┌──

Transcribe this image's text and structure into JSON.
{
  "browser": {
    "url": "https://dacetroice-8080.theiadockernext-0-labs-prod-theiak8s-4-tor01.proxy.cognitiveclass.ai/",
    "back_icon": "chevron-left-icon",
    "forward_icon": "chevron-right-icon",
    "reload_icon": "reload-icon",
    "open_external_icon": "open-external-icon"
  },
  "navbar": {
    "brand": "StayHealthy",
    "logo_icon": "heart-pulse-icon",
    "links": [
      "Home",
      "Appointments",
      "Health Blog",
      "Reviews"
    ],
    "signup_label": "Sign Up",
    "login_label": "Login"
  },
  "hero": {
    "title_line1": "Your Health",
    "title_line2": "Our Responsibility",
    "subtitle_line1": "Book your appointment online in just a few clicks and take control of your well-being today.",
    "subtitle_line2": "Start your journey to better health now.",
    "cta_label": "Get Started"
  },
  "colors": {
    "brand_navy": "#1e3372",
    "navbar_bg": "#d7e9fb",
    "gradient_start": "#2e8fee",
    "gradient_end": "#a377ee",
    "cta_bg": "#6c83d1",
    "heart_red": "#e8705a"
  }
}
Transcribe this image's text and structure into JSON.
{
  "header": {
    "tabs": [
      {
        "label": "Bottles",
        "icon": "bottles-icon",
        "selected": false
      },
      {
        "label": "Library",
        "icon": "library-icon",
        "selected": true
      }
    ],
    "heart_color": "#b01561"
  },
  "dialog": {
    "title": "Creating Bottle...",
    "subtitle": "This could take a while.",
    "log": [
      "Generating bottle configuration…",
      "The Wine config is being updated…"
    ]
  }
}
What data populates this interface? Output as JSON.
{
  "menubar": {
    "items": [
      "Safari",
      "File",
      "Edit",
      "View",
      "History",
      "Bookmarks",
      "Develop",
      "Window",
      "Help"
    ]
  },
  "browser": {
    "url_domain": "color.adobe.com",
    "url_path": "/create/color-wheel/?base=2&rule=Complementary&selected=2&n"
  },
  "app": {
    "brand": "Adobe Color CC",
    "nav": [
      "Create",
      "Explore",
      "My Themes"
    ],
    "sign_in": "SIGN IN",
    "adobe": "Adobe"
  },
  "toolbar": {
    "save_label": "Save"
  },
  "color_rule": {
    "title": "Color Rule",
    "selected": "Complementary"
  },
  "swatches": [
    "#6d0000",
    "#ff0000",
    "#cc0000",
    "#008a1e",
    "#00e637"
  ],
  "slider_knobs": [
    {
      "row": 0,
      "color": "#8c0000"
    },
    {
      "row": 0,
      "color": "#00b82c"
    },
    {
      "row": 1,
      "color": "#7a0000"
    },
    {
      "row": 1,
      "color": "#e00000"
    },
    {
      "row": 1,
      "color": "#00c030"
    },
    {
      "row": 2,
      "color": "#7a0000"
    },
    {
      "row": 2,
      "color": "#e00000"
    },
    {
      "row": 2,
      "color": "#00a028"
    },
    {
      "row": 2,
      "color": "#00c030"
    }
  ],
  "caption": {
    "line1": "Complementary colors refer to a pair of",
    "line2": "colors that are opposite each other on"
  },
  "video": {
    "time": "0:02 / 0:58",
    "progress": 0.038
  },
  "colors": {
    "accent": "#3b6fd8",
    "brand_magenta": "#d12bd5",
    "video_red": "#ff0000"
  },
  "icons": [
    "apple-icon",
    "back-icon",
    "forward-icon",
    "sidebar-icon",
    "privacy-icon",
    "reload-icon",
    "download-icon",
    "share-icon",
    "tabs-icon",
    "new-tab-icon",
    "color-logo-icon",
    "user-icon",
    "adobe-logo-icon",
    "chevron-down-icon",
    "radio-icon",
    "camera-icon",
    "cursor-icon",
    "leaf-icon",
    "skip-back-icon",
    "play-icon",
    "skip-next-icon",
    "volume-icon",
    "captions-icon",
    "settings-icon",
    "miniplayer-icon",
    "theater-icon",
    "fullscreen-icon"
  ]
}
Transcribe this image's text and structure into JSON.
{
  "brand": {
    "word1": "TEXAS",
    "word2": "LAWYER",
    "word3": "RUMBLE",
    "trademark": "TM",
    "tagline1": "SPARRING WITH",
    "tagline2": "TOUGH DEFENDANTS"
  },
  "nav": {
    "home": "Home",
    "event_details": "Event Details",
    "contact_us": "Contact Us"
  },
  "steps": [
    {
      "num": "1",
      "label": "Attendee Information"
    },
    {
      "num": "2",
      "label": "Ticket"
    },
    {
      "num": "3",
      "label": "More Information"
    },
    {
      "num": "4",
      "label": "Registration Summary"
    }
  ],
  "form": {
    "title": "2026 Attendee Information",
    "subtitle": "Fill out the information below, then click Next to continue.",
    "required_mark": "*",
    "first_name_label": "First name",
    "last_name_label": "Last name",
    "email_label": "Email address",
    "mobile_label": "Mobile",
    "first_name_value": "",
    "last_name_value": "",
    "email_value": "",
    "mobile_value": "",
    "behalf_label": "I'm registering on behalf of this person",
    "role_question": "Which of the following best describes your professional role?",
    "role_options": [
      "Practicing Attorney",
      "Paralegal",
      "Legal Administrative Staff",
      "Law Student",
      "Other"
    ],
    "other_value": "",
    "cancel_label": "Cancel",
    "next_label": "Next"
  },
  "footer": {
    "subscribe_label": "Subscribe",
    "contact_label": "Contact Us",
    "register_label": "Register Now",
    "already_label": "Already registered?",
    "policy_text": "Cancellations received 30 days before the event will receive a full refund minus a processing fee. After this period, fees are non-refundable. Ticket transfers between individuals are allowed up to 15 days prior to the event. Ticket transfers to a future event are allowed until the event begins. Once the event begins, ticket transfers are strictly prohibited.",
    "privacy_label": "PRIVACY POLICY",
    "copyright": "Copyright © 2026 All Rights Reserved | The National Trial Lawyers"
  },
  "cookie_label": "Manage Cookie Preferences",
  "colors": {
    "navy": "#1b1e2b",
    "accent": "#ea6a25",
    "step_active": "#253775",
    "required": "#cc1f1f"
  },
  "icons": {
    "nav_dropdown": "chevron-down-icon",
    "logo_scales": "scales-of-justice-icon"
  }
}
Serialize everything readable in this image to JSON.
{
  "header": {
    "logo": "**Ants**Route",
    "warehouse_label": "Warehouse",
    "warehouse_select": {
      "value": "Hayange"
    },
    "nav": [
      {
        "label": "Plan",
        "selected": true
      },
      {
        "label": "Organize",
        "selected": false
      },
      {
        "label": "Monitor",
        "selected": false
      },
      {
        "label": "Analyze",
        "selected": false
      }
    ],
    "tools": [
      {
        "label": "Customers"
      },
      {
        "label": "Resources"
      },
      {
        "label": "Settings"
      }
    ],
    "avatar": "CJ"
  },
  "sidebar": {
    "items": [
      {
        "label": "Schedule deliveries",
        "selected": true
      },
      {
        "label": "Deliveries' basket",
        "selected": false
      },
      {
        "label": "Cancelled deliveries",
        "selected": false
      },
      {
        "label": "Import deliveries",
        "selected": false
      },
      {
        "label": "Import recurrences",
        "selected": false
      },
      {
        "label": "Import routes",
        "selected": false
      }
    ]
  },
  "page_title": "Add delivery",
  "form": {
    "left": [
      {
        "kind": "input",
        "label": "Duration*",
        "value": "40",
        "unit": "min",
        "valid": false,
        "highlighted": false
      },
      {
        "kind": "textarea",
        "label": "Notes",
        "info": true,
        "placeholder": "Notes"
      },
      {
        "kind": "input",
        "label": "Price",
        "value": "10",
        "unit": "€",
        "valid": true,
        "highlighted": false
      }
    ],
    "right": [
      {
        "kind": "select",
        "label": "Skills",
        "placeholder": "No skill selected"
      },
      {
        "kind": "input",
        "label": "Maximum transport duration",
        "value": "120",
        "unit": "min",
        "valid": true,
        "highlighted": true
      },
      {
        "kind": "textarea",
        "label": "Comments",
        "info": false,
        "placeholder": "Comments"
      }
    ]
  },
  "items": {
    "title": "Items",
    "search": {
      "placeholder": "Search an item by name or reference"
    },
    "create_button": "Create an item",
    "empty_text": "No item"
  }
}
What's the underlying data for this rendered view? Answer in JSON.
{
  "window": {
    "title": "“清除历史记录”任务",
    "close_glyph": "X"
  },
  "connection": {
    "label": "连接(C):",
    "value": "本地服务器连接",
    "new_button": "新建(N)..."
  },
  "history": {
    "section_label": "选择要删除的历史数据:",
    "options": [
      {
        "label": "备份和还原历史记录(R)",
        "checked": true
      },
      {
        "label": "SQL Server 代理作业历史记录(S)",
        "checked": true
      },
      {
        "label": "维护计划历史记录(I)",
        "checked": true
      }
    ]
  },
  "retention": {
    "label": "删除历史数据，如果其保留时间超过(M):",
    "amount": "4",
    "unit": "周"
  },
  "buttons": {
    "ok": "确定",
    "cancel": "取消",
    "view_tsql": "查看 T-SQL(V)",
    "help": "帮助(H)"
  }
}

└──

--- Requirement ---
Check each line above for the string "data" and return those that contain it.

--- Task solution ---
What data populates this interface? Output as JSON.
What's the underlying data for this rendered view? Answer in JSON.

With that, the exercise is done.